Weston said there are 25 skating qualifying levels, from "snowplow Sam" to seniors. Skaters must pass tests to advance to the next level. That's how they reach the qualifying level, where they can then compete for a national title in juvenile, intermediate, novice, junior and senior divisions.
Weston's 12-year-old son, Kendrick, is among those competing for a national title in Omaha.
He has been skating since he was 3.
"I went to the [Kearns] oval, and my dad took me there," said Kendrick, who finished second in sectionals and third in regionals. "My dad took me there and I started doing learn to skate. I liked it. It's fun, but sometimes it can be frustrating."
Amalia Friess, 12, and her brother Mitchell, 15, skate at the Ogden Ice Sheet for the Wasatch Figure Skating Club. They both live in Layton.
Mitchell has been skating for 10 years.
"I started mostly because my grandmother liked to watch it on television," said Mitchell, who will compete in the intermediate men national championship after finishing first in regionals and sectionals. "I decided I wanted to do that. So my mom put me and my sister in learn-to-skate lessons. When I started, I thought of this as something fun to do. I never thought of it as something serious. … I don't have anything that is really special, although I am more flexible than most boys, so that does stand out in competition."
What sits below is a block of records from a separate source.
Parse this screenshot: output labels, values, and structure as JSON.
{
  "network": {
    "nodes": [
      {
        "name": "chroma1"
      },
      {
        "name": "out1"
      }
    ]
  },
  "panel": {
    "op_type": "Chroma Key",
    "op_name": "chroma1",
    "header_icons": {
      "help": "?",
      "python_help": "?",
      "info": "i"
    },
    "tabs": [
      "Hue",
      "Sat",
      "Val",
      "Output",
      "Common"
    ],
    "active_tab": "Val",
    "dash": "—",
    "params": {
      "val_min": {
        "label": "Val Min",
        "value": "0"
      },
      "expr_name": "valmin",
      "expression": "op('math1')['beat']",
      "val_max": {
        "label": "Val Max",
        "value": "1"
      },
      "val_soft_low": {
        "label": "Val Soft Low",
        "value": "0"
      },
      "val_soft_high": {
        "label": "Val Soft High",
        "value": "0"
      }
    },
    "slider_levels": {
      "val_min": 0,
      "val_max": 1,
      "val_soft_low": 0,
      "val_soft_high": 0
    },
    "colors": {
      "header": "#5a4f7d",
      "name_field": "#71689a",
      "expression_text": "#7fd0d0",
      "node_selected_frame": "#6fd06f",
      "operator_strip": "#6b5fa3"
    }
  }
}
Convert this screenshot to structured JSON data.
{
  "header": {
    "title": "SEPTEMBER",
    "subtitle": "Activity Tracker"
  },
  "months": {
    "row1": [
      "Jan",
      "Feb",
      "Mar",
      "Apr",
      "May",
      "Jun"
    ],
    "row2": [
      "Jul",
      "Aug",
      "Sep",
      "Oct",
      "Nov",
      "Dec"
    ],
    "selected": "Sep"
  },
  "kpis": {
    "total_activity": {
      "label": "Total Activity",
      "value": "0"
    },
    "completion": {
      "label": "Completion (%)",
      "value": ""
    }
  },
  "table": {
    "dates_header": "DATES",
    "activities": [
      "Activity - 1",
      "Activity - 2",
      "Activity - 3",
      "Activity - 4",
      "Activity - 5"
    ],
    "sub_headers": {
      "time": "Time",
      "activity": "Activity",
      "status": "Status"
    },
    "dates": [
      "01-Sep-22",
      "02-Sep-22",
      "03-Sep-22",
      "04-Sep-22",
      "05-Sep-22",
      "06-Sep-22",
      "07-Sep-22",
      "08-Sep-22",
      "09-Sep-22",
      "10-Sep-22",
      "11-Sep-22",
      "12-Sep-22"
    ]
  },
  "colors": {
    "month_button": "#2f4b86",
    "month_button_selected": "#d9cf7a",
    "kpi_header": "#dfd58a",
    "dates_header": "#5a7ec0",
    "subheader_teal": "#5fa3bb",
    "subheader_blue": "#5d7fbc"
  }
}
Amalia has been skating nine years and, like most of these skaters, trains at least two hours a day, six days a week. She finished second in the regionals and fourth in the sectionals.
Justin Ly, a 15-year-old Highland High student, will compete in the intermediate men competition. He finished third in the sectionals, where he landed a clean double axel in competition, finishing first in free skate and third overall.
"I enjoy how free I feel," he said about why he enjoys skating. "When I get on the ice, I can forget everything else. It just feels good."
Anna Grace Davidson, from Holladay, placed second in the regionals and first in the sectionals to qualify for the intermediate ladies national title run. She has been skating since she was 2, deciding to be a "rink rat" after watching her sister be a figure skater and a brother who was a hockey player.
"I like gliding across the ice and accomplishing things," she said.
Hina Ueno, a 12-year-old Orem skater who competes for the Murray Silver Blades, will also be in the intermediate ladies national title hunt. She placed third at regionals and second at the sectionals. Her signature move is the back Biellmann, something few skaters try.
"I started when I was 7," she said. "We just got to the rink, I tried to learn to skate and I kind of liked it. I like watching the hard work pay off at competition."
All of these skaters work extremely hard, a fact they hope will lead them to national championships in late January.
Twitter: @tribtomwharton Utah Qualifiers
U.S. Figure Skating Championships
Jan. 20-27 in Omaha, Neb.
Senior Ladies • Angela Wang, 16, Salt Lake City
Junior Men • Nathan Chen, 13, Salt Lake City
Intermediate Ladies • Anna Grace Davidson, 12, Holladay
Intermediate Ladies • Hina Ueno, 12, Orem
Intermediate Men • Justin Ly, 15, Salt Lake City
Intermediate Men • Mitchell Friess, 15, Layton
Juvenile Girls • Amalia Friess, 12, Layton
Juvenile boys • Kendrick Weston, 12, West Jordan